One of the problem with vanity projects is that, in the end, they tend to be mostly about vanity. For almost all of his career, I have been a big fan of Jon Favreau’s work both in front of and behind the camera. Favreau is a character actor. It may sound bitchy, and believe me I am willing to own it, but there are some actors regardless of gender, who are just not leading material. It has not so much to do with looks than it does presence. A bearing. A manner. Even in indie films, quirky films, even that hideous French guy from HOLY MOTORS (Denis Lavant) has all that and more, but unfortunately in my opinion, Favreau does not. What he does possess is good screenwriting ability, a decent sense of humor and he is a skilled director of high energy and legitimately funny films (ELF, ZATHURA, IRON MAN/IRON MAN 2, & COWBOYS AND ALIENS). I have enjoyed his numerous cameos in all variety of films and frankly he should stick to that in front of the camera. Do I find irony in the fact that I am basically giving his film a review which is wildly similar to the poor review in the film that his character Chef Carl Casper receives? Yes. Sadly that is irony which I don’t want to be a part of but have to call it like it is.
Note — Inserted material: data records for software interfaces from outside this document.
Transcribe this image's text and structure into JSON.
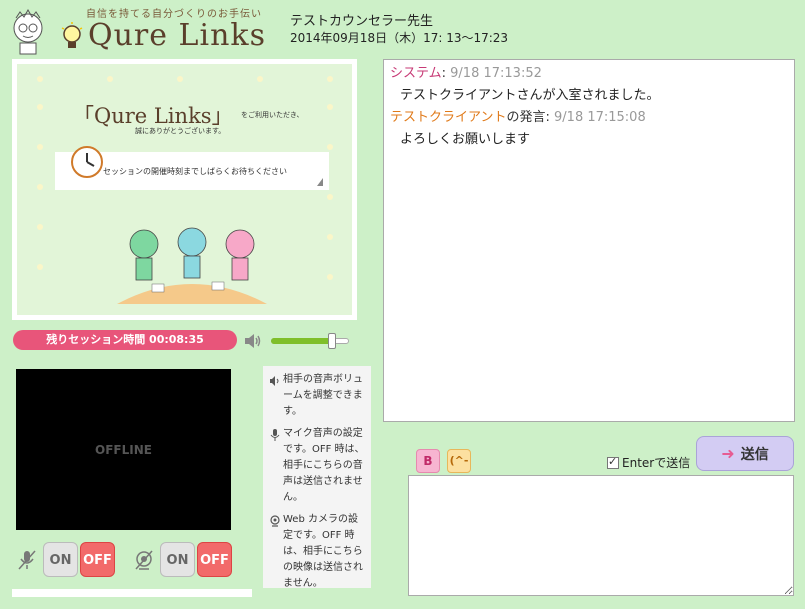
{
  "header": {
    "tagline": "自信を持てる自分づくりのお手伝い",
    "logo": "Qure Links",
    "counselor": "テストカウンセラー先生",
    "datetime": "2014年09月18日（木）17: 13〜17:23"
  },
  "waiting": {
    "title": "「Qure Links」",
    "title_suffix": "をご利用いただき、",
    "thanks": "誠にありがとうございます。",
    "notice": "セッションの開催時刻までしばらくお待ちください"
  },
  "session": {
    "timer": "残りセッション時間 00:08:35",
    "volume_level": 0.78
  },
  "video": {
    "status": "OFFLINE"
  },
  "controls": {
    "mic_on": "ON",
    "mic_off": "OFF",
    "cam_on": "ON",
    "cam_off": "OFF"
  },
  "help": {
    "volume": "相手の音声ボリュームを調整できます。",
    "mic": "マイク音声の設定です。OFF 時は、相手にこちらの音声は送信されません。",
    "camera": "Web カメラの設定です。OFF 時は、相手にこちらの映像は送信されません。"
  },
  "chat": {
    "messages": [
      {
        "sender": "システム",
        "suffix": ":",
        "time": "9/18 17:13:52",
        "text": "テストクライアントさんが入室されました。"
      },
      {
        "sender": "テストクライアント",
        "suffix": "の発言:",
        "time": "9/18 17:15:08",
        "text": "よろしくお願いします"
      }
    ]
  },
  "composer": {
    "bold_label": "B",
    "emoji_label": "(^-^)",
    "enter_label": "Enterで送信",
    "send_label": "送信"
  },
  "colors": {
    "background": "#cdf0c8",
    "timer": "#e8557a",
    "system_sender": "#c73a76",
    "client_sender": "#e07a1a",
    "off_button": "#f26a6a"
  }
}
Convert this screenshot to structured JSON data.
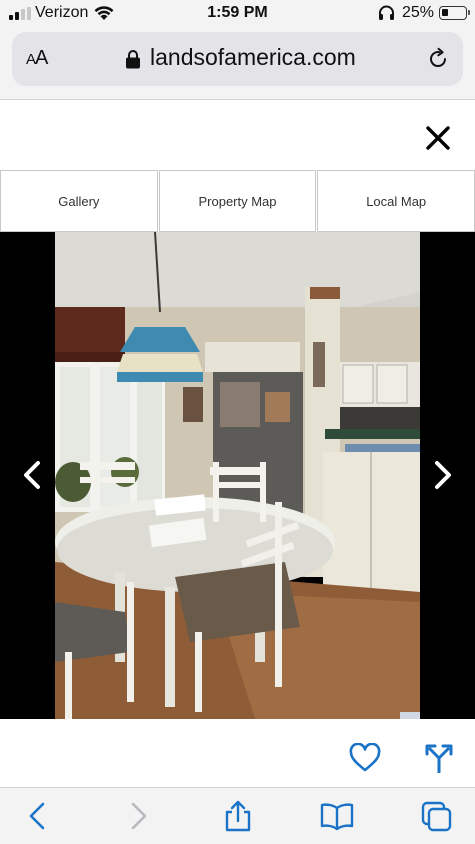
{
  "status_bar": {
    "carrier": "Verizon",
    "time": "1:59 PM",
    "battery_percent": "25%",
    "battery_level": 0.25,
    "signal_bars": 2
  },
  "address_bar": {
    "reader_label": "AA",
    "url": "landsofamerica.com"
  },
  "tabs": [
    {
      "label": "Gallery"
    },
    {
      "label": "Property Map"
    },
    {
      "label": "Local Map"
    }
  ],
  "gallery": {
    "photo_description_icon": "dining-room-photo"
  },
  "icons": {
    "close": "close-icon",
    "prev": "chevron-left-icon",
    "next": "chevron-right-icon",
    "favorite": "heart-icon",
    "directions": "directions-icon"
  },
  "colors": {
    "accent": "#1a73c7",
    "toolbar_icon": "#1a73c7",
    "disabled": "#b9b9bd"
  }
}
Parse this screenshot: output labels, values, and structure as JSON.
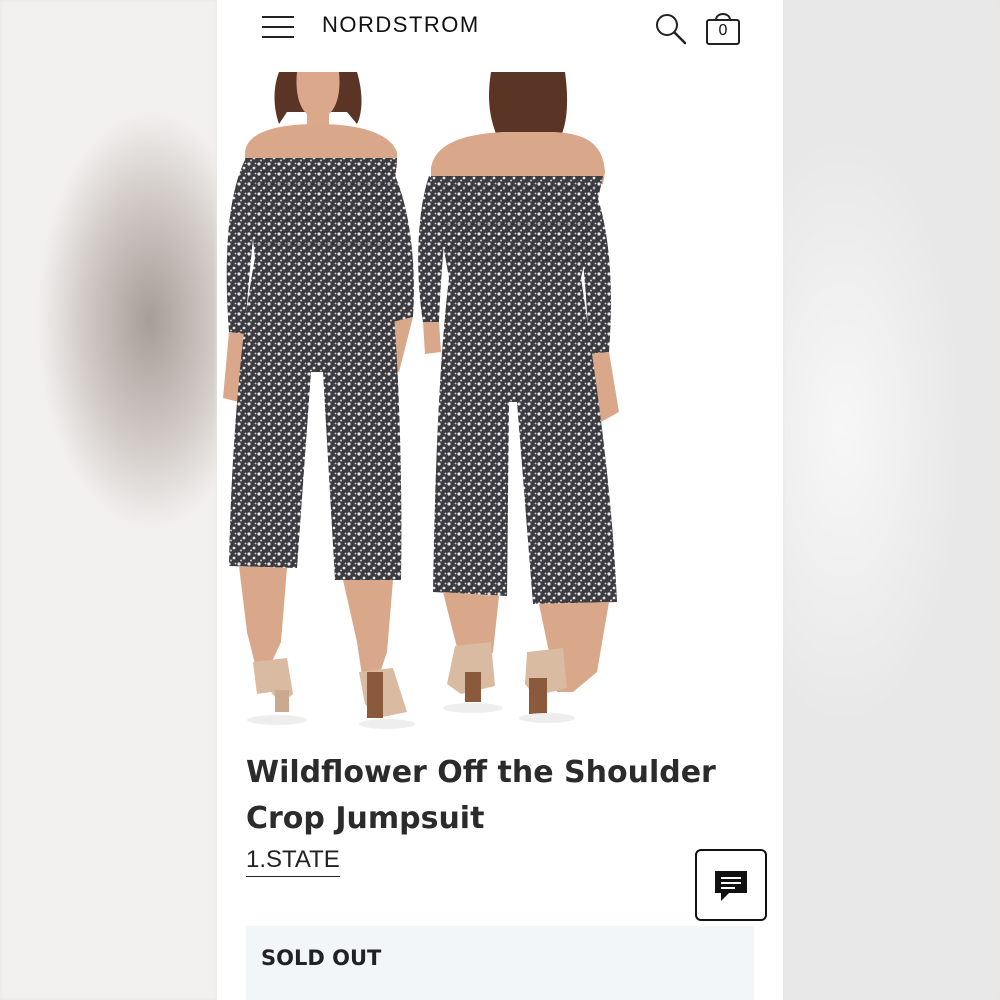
{
  "header": {
    "brand": "NORDSTROM",
    "bag_count": "0"
  },
  "product": {
    "title": "Wildflower Off the Shoulder Crop Jumpsuit",
    "brand_name": "1.STATE",
    "status": "SOLD OUT"
  },
  "colors": {
    "fabric_dark": "#2a2a2e",
    "fabric_light": "#e8e6ea",
    "skin": "#d9a78a",
    "hair": "#5a3526",
    "sandal": "#d8bba0",
    "heel": "#8b5a3c",
    "sold_out_bg": "#f2f6f9"
  },
  "icons": [
    "menu-icon",
    "search-icon",
    "shopping-bag-icon",
    "chat-icon"
  ]
}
CHEF is very good at two things: making you very very hungry, and learning what Jon Favreau likes to eat and music he enjoys. CHEF features some of the most beautifully filmed sumptuous food porn I have possibly ever seen. Juicy, tender pink cutlets and sensuous fruits made into slippery sauces, shining caramelized sugar, dripping meaty…I digress. There is an inherent sensuousness to great cooking and food in general and there is a scene in CHEF bursting with possibility and the breathlessly sensuous Scarlet Johanssen which is meant to be deeply sensual. She clearly gets it – and gives it – but Favreau cannot deliver despite his best efforts. Worthy of praise for sure is CHEF’s supporting cast. John Leguizamo and Bobby Cannevale are not only believable in their own right, presenting the warped reality of most kitchen staff with their high octane personalities, but they are a great buddy couple. Their timing and interplay works wonderfully and they are one of the most enjoyable elements of the film. Scarlett Johannssen is a powerful and beautiful front-of-the-house manager and token female hottie in the sea of overbearing male presences. Sophia Vergara is stunning and likeable in her role as Casper’s ex-wife with whom he has unresolved issues, and Emjay Anthony does a great job as Casper’s son who is at the magical junction of old enough to be the most internet saavy guy in the room yet boyish enough to be emotionally vulnerable. The highly feared and tide turning food critic Ramsey Michel is played to perfection by the talented Oliver Platt. Add in Dustin Hoffman as the fascistic restaurant owner and the Robert Downey Jr. as a magnate and you have a cast which serves primarily to demonstrate just how tragically lacking Favreau is as a leading man. Favreau comes off as a overly sensitive, insecure and needy boy like the only male in an all girls home-ec class. Chefs tend to be powerful and commanding, not desperate for reassurance and childishly petulant. He is not believable as a father, as a star chef, an artist and , in a story which at its heart is about creativity, destruction and transformation, did not inspire an ounce of sympathy from me. We want to pull for Chef Casper, to champion him, but really I wanted to slap him.
CHEF has some good laughs and some great scenery. The first part of the film, which takes place in the restaurant responsible for Chef Casper’s social media annihilation, is tight and well written. With it’s commercail kitchen mini-society and lines such as, ‘You’re trending Bro,’ we can feel the impending doom which serves as the story’s turning point. It is however when CHEF leaves the restaurant and, literally, jumps on the open road that the film unravels. What should be brazen, enthusiastic and free spirited, is instead uneven, plodding, and interminable. We know what’s coming – just bring it on already! Chef Casper does his best to engage his son and make us feel that there is bondong going on, but he is utterly inauthentic as a father, even one who has been conspicuously and injuriously absent too much of the time. It seemed as though Favreau was trying to emulate Tony Soprano’ s parenting style and it bombs. Emjay Anthony shows real nuance as Percy his son but it plays against the dull edge of Favreau’s father role. Expectations can be dangerous things and maybe watching CHEF for its scenery and food, supporting cast and some good laughs is enough. Maybe not. It wasn’t for me. But I have a great idea: In a twist on the usual path, Let’ find a foreign filmmaker to remake CHEF and bring it to the broiled, glazed and juicy pinnacle of delciousness it is meant to be.
Director: Jon Favreau
Starring: Jon Favreau, John Leguizamo, Scarlett Johansson, Bobby Cannevale, Dustin Hoffman, Sophia Vergara, Oliver Platt, Robert Downey Jr.
Running Time: 115 Minutes (should be 90)
Movie Review Chef